We are currently kindling 'Journey toward Justice : Personal Encounters in the Global South' by Nicholas P. Wolterstorff. The greatest moral philosopher alive today. What he observes about injustice in Honduras is fascinating:

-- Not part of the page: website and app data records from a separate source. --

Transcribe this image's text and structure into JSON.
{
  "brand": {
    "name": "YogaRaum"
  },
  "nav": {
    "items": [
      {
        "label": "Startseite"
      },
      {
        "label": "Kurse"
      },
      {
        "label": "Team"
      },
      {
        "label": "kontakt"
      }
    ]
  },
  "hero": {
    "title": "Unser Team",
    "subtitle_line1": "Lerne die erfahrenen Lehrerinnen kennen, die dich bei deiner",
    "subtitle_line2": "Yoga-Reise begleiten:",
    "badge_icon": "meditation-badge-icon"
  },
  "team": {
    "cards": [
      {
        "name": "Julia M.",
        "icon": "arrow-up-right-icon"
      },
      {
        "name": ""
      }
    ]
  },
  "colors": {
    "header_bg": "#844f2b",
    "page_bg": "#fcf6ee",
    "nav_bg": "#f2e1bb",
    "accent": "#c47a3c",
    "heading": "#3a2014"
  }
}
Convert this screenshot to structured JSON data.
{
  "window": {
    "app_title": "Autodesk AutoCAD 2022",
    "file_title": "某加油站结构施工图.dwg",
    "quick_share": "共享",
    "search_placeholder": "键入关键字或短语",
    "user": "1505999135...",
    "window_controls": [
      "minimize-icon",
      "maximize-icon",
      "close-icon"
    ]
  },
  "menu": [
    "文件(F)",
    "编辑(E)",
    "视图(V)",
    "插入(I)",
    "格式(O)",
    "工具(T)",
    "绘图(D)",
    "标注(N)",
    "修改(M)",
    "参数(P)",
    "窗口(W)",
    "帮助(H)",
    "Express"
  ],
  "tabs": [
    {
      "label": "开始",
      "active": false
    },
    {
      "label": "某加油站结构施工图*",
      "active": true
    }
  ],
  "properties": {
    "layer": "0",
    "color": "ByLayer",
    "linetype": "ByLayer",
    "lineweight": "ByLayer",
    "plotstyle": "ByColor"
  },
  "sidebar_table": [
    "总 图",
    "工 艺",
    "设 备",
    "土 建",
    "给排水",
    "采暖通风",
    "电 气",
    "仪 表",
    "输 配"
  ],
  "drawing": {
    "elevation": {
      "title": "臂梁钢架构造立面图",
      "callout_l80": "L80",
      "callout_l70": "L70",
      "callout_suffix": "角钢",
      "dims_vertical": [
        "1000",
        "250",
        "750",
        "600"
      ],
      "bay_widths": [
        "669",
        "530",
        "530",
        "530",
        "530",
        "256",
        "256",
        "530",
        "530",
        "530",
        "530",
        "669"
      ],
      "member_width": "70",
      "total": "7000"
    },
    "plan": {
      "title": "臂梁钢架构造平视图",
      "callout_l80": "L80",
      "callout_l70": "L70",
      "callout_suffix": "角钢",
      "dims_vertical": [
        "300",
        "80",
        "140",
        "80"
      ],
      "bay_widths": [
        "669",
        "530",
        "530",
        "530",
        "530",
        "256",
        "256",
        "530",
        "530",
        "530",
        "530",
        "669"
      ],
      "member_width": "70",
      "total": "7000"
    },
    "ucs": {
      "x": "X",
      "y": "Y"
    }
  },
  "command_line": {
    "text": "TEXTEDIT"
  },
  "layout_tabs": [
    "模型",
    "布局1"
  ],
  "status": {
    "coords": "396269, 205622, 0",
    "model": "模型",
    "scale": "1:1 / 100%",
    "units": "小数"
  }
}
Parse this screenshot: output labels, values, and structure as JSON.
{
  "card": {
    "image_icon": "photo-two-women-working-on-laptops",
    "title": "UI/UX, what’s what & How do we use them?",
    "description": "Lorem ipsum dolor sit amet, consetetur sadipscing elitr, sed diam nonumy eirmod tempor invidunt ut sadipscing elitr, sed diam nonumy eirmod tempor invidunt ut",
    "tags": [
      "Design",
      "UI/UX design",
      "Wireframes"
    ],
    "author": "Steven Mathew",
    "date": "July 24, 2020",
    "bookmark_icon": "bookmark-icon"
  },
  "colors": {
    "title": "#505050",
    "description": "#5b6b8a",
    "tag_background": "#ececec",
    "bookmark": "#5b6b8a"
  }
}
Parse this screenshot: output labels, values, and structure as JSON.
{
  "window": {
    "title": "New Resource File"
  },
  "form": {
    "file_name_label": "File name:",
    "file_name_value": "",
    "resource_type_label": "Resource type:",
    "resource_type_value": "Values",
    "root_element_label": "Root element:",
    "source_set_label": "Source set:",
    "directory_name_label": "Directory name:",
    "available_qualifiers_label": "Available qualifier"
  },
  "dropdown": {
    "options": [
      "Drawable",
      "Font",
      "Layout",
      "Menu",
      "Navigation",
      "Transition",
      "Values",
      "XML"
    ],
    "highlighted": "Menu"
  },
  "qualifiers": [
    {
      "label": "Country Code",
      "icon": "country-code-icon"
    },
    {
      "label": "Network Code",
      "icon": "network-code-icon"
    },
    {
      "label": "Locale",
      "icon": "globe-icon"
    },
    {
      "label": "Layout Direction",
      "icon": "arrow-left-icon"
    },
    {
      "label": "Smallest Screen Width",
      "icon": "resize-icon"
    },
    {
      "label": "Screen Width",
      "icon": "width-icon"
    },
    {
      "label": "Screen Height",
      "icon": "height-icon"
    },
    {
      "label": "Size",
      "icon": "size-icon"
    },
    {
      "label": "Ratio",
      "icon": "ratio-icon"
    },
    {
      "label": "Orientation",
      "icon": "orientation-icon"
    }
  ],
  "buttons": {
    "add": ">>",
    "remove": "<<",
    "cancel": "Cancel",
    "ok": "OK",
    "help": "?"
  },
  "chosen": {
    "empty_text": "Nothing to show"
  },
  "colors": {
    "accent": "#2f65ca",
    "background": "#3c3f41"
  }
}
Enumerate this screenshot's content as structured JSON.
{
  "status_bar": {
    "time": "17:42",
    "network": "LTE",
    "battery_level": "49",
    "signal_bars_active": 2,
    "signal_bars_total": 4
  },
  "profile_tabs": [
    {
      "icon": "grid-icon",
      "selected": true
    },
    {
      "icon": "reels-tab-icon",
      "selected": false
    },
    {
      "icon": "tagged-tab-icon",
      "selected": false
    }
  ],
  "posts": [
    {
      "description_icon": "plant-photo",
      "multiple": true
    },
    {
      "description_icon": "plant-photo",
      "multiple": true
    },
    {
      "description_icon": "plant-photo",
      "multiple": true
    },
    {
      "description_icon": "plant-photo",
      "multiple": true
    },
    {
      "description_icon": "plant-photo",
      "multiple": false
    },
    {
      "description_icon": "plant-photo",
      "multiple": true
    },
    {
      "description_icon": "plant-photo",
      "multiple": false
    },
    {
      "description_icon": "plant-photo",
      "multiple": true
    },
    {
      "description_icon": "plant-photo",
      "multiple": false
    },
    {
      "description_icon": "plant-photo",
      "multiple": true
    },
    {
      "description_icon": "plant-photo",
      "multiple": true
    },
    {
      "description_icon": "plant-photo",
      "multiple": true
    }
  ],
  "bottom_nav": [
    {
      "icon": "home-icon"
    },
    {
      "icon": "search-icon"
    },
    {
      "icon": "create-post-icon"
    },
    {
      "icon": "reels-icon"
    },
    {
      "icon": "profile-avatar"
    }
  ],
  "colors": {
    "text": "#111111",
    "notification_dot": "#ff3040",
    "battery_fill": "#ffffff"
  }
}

"..It is commonly said that the failure of Honduran officials to deal with crime against the poor is due to corruption—graft and bribery...Though there are indeed corrupt officials, the fundamental problem is not corruption but fear and a pervasive lack of trust. Poor people do not trust the police, the judicial system, or the bureaucracy. The police do not trust the prosecutors; the prosecutors do not trust the police. The result is that the poor are afraid to take action when they are the victims of crime or illegal treatment; they fear that if they file a report with the police or some government official, the person or organization that wronged them will retaliate. The police and prosecutors likewise fear that they will be the victims of retaliation if they take action. There is plenty of evidence that these fears are warranted. What I saw, more clearly than ever before, is that justice in ALL its forms is impossible in the midst of pervasive fear and distrust.